“Just generally in terms of priorities for our communities in the decade we are now in will continue to be issues around infrastructure, resource development and the environment — the changes we are seeing on the land with the changing environment and climate,” Fiddler says. “I think those will be the big issues we will have to address this coming decade.”
Fiddler says the changing climate is one of the reasons why Marten Falls and other NAN communities are looking at building all-season roads into their communities. Marten Falls recently held a Public Information Centre session in December to provide an update on its proposed all-season Community Access Road.
“I think last year was a bit of an anomaly,” Fiddler says. “It was cold last winter but generally over the last 15-20 years it’s been getting warmer and warmer. The winter roads are becoming more and more unreliable and unsafe, so it’s not just Marten Falls. In the northwest part of NAN for example, with the Windigo communities and my community of Muskrat Dam, they are looking at along with the construction of the Wataynikaneyap Power project that an all-season road has to be built as well to support the project.”
Fiddler says a motion was passed at the 2019 Chiefs Fall Assembly directing NAN to work with the communities on establishing back-up power sources for when the Wataynikaneyap Power project is connected.
“Even though this project will be going in, what we saw in Pikangikum this past year with the forest fires there was some interruption there with the power,” Fiddler says. “So the communities will still need their own back-up power source right in the community once the Wataynikaneyap Power line goes in.”
Fiddler says NAN is looking at how to build on the Choose Life initiative to ensure the communities have access to supports.
“Especially the youth in our communities, that they have access to supports 24/7,” Fiddler says. “So that is something that we will be working on this coming year is building on the work that the Choose Life initiative has done to make these services more like a 24-hour wrap-around support for all our kids in our communities.”
Fiddler says the chiefs also gave NAN a mandate to look at building a hospital or hospitals in the north closer to the communities or possibly in one or two of the bigger communities.
“So that work is ongoing,” Fiddler says, “My hope is that we will be able to do this work quickly knowing that there is such a need in our communities and that the governments, both Ontario and Canada, will be supportive of this and support the effort to build these hospitals right in our communities.”
Fiddler says NAN has been seeing a trend where more communities are taking on or putting in place their own systems, such as for child welfare, education and health.
“Communities (are) more and more asserting their authority, asserting their jurisdiction on their land and on their children, which is the way it should be,” Fiddler says. “I think our role at Nishnawbe Aski Nation is to support those efforts by our communities.”

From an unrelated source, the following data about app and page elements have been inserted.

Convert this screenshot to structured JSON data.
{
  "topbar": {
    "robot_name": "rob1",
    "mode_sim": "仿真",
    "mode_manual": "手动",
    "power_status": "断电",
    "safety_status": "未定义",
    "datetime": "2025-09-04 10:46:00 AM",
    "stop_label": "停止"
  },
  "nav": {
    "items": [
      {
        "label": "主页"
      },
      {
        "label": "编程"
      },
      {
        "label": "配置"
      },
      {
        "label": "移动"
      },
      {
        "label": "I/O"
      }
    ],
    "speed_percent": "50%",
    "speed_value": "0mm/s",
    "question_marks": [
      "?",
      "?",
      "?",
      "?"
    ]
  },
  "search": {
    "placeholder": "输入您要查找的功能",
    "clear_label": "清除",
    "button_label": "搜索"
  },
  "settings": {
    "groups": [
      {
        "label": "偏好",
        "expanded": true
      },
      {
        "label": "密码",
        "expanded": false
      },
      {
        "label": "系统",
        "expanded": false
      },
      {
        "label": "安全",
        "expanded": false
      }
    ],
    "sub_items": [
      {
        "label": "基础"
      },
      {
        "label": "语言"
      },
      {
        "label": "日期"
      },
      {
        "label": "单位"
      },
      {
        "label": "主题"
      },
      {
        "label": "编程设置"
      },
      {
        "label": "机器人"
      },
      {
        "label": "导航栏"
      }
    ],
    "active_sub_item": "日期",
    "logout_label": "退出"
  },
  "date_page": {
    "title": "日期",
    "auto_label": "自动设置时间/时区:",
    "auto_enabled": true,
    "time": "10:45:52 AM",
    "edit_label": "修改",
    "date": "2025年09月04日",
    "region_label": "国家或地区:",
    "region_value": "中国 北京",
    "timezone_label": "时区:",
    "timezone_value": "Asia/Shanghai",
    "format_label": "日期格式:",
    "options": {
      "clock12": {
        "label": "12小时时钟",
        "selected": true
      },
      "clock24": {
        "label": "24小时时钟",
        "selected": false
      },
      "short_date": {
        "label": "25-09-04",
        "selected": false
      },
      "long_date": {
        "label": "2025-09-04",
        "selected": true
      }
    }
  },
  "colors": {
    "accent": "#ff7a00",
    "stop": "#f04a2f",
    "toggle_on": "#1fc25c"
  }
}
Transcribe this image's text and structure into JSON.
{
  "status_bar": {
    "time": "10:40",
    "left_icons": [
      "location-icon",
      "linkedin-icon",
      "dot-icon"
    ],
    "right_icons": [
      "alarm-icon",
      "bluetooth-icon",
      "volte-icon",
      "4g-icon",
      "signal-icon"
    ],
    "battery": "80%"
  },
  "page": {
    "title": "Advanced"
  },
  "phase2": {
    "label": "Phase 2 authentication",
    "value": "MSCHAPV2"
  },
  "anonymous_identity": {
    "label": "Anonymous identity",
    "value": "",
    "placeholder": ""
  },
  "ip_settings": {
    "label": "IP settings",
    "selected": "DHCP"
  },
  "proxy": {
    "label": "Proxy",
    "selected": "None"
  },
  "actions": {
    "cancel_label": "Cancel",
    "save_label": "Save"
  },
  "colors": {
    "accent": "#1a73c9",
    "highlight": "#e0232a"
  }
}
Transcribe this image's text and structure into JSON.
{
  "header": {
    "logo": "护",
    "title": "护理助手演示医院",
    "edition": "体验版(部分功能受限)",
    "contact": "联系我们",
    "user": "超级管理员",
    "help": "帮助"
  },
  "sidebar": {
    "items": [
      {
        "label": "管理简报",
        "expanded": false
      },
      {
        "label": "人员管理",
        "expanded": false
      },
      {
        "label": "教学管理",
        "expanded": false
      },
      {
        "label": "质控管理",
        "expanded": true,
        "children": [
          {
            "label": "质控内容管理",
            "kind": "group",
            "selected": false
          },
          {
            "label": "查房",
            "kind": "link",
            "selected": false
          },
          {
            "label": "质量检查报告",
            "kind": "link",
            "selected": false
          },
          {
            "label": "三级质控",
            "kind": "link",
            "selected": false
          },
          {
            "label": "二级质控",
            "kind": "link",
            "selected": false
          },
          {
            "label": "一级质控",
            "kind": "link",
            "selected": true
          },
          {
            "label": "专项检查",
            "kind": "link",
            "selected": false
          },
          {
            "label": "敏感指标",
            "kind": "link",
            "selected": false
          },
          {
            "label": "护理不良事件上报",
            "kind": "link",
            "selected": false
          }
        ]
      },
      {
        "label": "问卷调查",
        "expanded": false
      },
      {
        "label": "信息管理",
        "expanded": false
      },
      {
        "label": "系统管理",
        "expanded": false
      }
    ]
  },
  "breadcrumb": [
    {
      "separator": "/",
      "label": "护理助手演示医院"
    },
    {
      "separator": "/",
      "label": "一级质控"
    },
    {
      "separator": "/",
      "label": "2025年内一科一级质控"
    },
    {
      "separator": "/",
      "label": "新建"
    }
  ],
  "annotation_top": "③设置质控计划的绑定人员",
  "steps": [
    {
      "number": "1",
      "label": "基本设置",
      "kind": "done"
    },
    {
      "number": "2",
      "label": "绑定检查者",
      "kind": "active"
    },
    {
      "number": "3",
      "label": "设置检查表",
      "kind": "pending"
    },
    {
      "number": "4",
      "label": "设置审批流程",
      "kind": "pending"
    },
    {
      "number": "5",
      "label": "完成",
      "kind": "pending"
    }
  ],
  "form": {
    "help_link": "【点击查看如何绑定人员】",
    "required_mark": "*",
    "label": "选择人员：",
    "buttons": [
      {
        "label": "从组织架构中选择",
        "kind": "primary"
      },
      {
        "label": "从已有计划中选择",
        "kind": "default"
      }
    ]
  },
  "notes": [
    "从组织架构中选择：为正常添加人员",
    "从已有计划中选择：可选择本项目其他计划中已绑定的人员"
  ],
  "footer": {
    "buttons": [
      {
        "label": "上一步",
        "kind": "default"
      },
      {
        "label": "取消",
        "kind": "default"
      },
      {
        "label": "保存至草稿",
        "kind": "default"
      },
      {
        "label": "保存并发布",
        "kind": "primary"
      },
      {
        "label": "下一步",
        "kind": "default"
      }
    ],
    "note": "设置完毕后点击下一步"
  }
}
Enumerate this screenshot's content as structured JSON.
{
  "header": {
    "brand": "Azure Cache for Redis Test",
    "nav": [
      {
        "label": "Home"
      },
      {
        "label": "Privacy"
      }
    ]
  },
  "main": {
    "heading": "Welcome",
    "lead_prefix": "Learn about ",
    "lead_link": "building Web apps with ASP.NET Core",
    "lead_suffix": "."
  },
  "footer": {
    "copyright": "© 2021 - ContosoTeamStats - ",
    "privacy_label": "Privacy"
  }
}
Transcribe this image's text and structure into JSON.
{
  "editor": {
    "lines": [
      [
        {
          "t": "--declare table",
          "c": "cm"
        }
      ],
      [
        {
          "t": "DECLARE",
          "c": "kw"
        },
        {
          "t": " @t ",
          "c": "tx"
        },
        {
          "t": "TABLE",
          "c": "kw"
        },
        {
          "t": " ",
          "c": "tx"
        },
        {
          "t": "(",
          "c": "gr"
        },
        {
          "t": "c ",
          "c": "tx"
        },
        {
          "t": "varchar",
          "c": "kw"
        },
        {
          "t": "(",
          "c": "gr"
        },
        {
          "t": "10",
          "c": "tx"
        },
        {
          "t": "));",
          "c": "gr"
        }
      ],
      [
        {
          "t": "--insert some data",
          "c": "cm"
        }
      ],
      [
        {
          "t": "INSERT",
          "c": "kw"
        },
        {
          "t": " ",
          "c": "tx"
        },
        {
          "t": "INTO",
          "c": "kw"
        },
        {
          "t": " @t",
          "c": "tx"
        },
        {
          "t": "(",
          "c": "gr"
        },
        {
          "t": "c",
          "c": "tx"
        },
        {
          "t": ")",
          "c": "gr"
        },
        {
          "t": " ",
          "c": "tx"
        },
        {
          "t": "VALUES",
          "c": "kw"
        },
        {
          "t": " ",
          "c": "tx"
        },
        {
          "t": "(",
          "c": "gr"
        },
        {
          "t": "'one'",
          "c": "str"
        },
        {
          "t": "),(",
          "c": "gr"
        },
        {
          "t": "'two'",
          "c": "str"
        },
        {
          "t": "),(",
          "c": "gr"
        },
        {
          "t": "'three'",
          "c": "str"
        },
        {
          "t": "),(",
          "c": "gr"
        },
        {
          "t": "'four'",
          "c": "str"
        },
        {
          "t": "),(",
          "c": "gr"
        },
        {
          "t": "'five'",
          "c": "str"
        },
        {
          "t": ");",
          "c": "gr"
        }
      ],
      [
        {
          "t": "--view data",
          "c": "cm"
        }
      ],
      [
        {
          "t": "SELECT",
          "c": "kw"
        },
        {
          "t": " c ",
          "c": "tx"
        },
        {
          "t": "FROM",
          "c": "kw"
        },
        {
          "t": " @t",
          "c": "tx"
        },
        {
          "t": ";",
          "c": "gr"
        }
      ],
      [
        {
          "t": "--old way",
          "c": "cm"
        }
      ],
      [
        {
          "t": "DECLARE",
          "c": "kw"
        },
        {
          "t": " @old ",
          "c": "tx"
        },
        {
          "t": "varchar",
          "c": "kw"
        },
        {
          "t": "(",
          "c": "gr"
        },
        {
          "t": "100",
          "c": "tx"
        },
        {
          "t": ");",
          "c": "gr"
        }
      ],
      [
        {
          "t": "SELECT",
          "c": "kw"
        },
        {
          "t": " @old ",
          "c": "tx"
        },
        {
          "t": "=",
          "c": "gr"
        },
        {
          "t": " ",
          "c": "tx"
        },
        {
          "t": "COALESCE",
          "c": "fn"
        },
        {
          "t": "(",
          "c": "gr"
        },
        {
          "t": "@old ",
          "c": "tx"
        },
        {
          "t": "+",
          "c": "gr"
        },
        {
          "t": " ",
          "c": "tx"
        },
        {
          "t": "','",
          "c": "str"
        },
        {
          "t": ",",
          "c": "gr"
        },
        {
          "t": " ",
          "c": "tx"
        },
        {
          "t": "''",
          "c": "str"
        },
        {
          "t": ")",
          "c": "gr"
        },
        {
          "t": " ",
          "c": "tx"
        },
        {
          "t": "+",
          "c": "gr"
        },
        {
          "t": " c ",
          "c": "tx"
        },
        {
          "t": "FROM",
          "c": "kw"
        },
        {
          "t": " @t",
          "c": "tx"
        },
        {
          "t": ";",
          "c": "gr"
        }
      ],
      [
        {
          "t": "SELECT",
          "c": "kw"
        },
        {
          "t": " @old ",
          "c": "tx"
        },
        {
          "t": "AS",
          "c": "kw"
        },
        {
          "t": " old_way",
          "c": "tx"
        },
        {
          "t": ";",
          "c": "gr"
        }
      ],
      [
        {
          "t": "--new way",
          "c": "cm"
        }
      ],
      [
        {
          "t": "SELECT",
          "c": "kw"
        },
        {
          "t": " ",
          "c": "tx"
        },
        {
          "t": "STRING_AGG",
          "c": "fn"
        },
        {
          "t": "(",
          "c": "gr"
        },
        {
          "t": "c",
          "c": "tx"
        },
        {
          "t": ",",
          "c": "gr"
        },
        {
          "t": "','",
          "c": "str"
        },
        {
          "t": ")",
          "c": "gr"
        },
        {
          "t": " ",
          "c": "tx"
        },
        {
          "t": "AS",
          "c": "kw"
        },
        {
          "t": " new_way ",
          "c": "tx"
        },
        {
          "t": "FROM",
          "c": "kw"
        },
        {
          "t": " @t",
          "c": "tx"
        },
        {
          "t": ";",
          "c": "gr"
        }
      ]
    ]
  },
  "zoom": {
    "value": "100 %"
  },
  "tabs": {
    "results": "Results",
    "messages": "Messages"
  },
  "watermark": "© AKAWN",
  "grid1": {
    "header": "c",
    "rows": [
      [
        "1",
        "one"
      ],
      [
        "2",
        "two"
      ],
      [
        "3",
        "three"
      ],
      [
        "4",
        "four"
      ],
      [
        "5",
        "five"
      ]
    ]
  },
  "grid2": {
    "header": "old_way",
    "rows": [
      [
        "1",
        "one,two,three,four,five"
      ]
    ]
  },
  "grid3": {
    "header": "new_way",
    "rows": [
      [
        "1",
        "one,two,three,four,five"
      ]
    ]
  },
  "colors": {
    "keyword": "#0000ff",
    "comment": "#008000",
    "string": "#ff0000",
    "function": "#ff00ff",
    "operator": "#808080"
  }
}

Fiddler notes the importance of the communities asserting their jurisdiction on the land and resources — so when resource development happens it will be done according to the terms set by the community.
“It should be on that basis, that the communities have the ultimate authority to dictate what happens in their lands and their territory,” Fiddler says.
Fiddler says another priority is the building of capacity in human resources at the community level, including with health care workers, teachers and police officers.
“We need to make sure we have training available to our community citizens in all these areas so they can participate in the growth of their communities,” Fiddler says.
Fiddler stresses that NAN can “do a lot in the next 10 years.”
“We always look at our children in our communities, the quality of life, to make sure they have access to a really good health care system, that they have access to a good quality education system so that they can pursue whatever dream they have,” Fiddler says. “That’s what I look at — improving quality of life for our children in all these areas.”